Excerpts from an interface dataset
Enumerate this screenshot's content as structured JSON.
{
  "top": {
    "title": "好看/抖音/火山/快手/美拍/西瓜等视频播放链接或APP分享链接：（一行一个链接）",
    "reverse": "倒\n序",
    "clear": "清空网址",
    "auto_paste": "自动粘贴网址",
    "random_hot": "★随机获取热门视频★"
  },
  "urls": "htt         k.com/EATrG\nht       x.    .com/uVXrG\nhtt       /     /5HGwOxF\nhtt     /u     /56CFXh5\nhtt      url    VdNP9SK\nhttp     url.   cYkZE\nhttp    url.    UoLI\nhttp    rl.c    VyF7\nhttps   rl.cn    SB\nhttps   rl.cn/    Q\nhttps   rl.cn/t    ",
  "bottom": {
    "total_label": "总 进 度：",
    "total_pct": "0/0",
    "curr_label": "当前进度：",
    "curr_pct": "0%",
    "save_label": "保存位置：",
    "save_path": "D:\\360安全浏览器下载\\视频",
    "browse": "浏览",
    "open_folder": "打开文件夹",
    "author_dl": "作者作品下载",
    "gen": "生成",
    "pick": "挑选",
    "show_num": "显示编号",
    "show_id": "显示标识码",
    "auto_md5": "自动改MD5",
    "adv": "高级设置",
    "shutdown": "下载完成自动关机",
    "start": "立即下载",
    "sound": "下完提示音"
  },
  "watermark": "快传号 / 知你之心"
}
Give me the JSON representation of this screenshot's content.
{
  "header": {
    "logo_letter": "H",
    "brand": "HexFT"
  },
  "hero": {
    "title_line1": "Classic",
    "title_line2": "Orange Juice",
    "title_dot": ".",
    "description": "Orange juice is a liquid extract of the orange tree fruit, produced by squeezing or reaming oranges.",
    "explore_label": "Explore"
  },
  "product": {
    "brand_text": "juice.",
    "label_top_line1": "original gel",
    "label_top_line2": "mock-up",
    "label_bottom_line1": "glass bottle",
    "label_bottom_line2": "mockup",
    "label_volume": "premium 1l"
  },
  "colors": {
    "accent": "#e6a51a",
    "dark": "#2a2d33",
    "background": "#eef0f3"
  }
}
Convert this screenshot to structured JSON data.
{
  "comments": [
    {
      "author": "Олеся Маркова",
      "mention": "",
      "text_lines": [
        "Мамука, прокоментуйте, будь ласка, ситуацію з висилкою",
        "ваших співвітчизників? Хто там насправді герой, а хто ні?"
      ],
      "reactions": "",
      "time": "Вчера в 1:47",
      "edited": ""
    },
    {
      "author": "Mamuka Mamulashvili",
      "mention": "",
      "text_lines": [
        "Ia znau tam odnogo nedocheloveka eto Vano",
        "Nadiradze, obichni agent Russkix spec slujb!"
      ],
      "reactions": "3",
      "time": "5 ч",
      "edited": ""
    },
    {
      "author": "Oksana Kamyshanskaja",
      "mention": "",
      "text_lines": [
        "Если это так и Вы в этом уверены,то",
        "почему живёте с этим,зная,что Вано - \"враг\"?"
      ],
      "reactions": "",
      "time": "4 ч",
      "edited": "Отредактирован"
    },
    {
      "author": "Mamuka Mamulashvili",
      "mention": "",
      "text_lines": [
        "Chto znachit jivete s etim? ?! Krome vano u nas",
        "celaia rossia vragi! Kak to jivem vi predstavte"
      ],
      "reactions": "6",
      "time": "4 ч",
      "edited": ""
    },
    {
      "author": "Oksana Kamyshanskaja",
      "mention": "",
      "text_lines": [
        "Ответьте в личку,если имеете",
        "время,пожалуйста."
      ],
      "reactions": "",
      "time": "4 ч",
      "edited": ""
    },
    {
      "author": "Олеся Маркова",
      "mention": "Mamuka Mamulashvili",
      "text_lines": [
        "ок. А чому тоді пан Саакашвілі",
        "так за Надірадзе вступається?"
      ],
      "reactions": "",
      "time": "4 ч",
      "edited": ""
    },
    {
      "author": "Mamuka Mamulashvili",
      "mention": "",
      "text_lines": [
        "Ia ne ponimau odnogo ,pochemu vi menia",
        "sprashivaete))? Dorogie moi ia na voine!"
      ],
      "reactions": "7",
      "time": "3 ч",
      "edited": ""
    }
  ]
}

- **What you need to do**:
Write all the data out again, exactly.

- **Solved problem**:
Enumerate this screenshot's content as structured JSON.
{
  "top": {
    "title": "好看/抖音/火山/快手/美拍/西瓜等视频播放链接或APP分享链接：（一行一个链接）",
    "reverse": "倒\n序",
    "clear": "清空网址",
    "auto_paste": "自动粘贴网址",
    "random_hot": "★随机获取热门视频★"
  },
  "urls": "htt         k.com/EATrG\nht       x.    .com/uVXrG\nhtt       /     /5HGwOxF\nhtt     /u     /56CFXh5\nhtt      url    VdNP9SK\nhttp     url.   cYkZE\nhttp    url.    UoLI\nhttp    rl.c    VyF7\nhttps   rl.cn    SB\nhttps   rl.cn/    Q\nhttps   rl.cn/t    ",
  "bottom": {
    "total_label": "总 进 度：",
    "total_pct": "0/0",
    "curr_label": "当前进度：",
    "curr_pct": "0%",
    "save_label": "保存位置：",
    "save_path": "D:\\360安全浏览器下载\\视频",
    "browse": "浏览",
    "open_folder": "打开文件夹",
    "author_dl": "作者作品下载",
    "gen": "生成",
    "pick": "挑选",
    "show_num": "显示编号",
    "show_id": "显示标识码",
    "auto_md5": "自动改MD5",
    "adv": "高级设置",
    "shutdown": "下载完成自动关机",
    "start": "立即下载",
    "sound": "下完提示音"
  },
  "watermark": "快传号 / 知你之心"
}
Give me the JSON representation of this screenshot's content.
{
  "header": {
    "logo_letter": "H",
    "brand": "HexFT"
  },
  "hero": {
    "title_line1": "Classic",
    "title_line2": "Orange Juice",
    "title_dot": ".",
    "description": "Orange juice is a liquid extract of the orange tree fruit, produced by squeezing or reaming oranges.",
    "explore_label": "Explore"
  },
  "product": {
    "brand_text": "juice.",
    "label_top_line1": "original gel",
    "label_top_line2": "mock-up",
    "label_bottom_line1": "glass bottle",
    "label_bottom_line2": "mockup",
    "label_volume": "premium 1l"
  },
  "colors": {
    "accent": "#e6a51a",
    "dark": "#2a2d33",
    "background": "#eef0f3"
  }
}
Convert this screenshot to structured JSON data.
{
  "comments": [
    {
      "author": "Олеся Маркова",
      "mention": "",
      "text_lines": [
        "Мамука, прокоментуйте, будь ласка, ситуацію з висилкою",
        "ваших співвітчизників? Хто там насправді герой, а хто ні?"
      ],
      "reactions": "",
      "time": "Вчера в 1:47",
      "edited": ""
    },
    {
      "author": "Mamuka Mamulashvili",
      "mention": "",
      "text_lines": [
        "Ia znau tam odnogo nedocheloveka eto Vano",
        "Nadiradze, obichni agent Russkix spec slujb!"
      ],
      "reactions": "3",
      "time": "5 ч",
      "edited": ""
    },
    {
      "author": "Oksana Kamyshanskaja",
      "mention": "",
      "text_lines": [
        "Если это так и Вы в этом уверены,то",
        "почему живёте с этим,зная,что Вано - \"враг\"?"
      ],
      "reactions": "",
      "time": "4 ч",
      "edited": "Отредактирован"
    },
    {
      "author": "Mamuka Mamulashvili",
      "mention": "",
      "text_lines": [
        "Chto znachit jivete s etim? ?! Krome vano u nas",
        "celaia rossia vragi! Kak to jivem vi predstavte"
      ],
      "reactions": "6",
      "time": "4 ч",
      "edited": ""
    },
    {
      "author": "Oksana Kamyshanskaja",
      "mention": "",
      "text_lines": [
        "Ответьте в личку,если имеете",
        "время,пожалуйста."
      ],
      "reactions": "",
      "time": "4 ч",
      "edited": ""
    },
    {
      "author": "Олеся Маркова",
      "mention": "Mamuka Mamulashvili",
      "text_lines": [
        "ок. А чому тоді пан Саакашвілі",
        "так за Надірадзе вступається?"
      ],
      "reactions": "",
      "time": "4 ч",
      "edited": ""
    },
    {
      "author": "Mamuka Mamulashvili",
      "mention": "",
      "text_lines": [
        "Ia ne ponimau odnogo ,pochemu vi menia",
        "sprashivaete))? Dorogie moi ia na voine!"
      ],
      "reactions": "7",
      "time": "3 ч",
      "edited": ""
    }
  ]
}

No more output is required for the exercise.